The operator, which runs a series of sites – leovegas.com, slotboss.co.uk, pinkcasino.co.uk, betuk.com, and 21.co.uk –, will also receive an official warning and undergo an audit "to ensure it is effectively implementing its anti-money laundering and social responsibility policies, procedures and controls," the UK regulator said.
Leanne Oxley, Gambling Commission Director of Enforcement and Intelligence, said: "We identified this through focused compliance activity and we will continue to take action against other operators if they do not learn the lessons our enforcement work is providing."
Gambling operator LeoVegas will pay a £1.32 million fine for social responsibility and anti-money laundering failures: https://t.co/Hz7yvttR60— Gambling Commission (@GamRegGB) August 3, 2022
LeoVegas was found responsible for having incurred a series of social responsibility failures, including failing to set adequate spend triggers, as well as setting higher time limits on the number of hours guests could play without proper reasoning or explanation.
Additionally, the operator was found lacking in their own policy of "interacting with customers exhibiting indicators of harm." According to the regulator, LeoVegas "failed to take into account the Commission's 2019 guidance on customer interactions."
In terms of AML failures, the operator’s financial triggers for anti-money laundering reviews were "too high and unrealistic" to effectively manage money laundering and terrorist financing risks.

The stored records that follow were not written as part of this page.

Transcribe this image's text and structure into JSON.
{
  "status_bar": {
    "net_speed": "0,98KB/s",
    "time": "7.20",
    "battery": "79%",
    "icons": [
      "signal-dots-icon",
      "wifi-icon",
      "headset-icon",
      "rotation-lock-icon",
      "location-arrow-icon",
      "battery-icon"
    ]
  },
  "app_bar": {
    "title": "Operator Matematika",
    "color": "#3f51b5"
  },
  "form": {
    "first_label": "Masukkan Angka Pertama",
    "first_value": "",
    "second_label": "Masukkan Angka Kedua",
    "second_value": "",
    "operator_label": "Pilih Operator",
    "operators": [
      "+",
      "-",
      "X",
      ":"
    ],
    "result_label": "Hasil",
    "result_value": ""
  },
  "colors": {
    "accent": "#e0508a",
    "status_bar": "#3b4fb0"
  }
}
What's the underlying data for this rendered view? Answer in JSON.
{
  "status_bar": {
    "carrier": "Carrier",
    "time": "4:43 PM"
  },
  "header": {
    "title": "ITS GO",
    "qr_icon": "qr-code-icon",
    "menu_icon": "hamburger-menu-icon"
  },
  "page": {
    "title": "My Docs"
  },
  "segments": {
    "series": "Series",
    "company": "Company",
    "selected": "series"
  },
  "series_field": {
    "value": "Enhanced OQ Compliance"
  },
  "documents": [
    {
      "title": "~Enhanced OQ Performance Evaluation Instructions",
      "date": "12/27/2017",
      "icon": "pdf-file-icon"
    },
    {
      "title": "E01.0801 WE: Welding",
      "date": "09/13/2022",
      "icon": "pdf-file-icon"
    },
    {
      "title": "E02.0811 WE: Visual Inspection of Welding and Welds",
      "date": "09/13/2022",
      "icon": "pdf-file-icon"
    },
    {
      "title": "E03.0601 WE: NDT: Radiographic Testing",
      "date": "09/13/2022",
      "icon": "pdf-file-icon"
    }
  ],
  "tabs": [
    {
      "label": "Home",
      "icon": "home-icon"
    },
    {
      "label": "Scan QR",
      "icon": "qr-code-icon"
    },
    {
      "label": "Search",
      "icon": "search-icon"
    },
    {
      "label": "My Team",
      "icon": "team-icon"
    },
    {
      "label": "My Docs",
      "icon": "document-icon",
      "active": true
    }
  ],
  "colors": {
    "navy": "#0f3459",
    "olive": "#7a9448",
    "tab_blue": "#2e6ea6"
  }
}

According to the regulator, LeoVegas relied on ineffective threshold triggers and inadequate information in regards to how much a customer should be allowed to spend based on their income or wealth, or any other risk factor.
Furthermore, the company had inappropriate controls in place, allowing significant levels of gambling spending to take place within a short space of time without knowing anything about customers’ financial situations.
"This case is a further example of operators failing to protect customers and failing to be alive to money laundering risks within their business," Oxley concluded.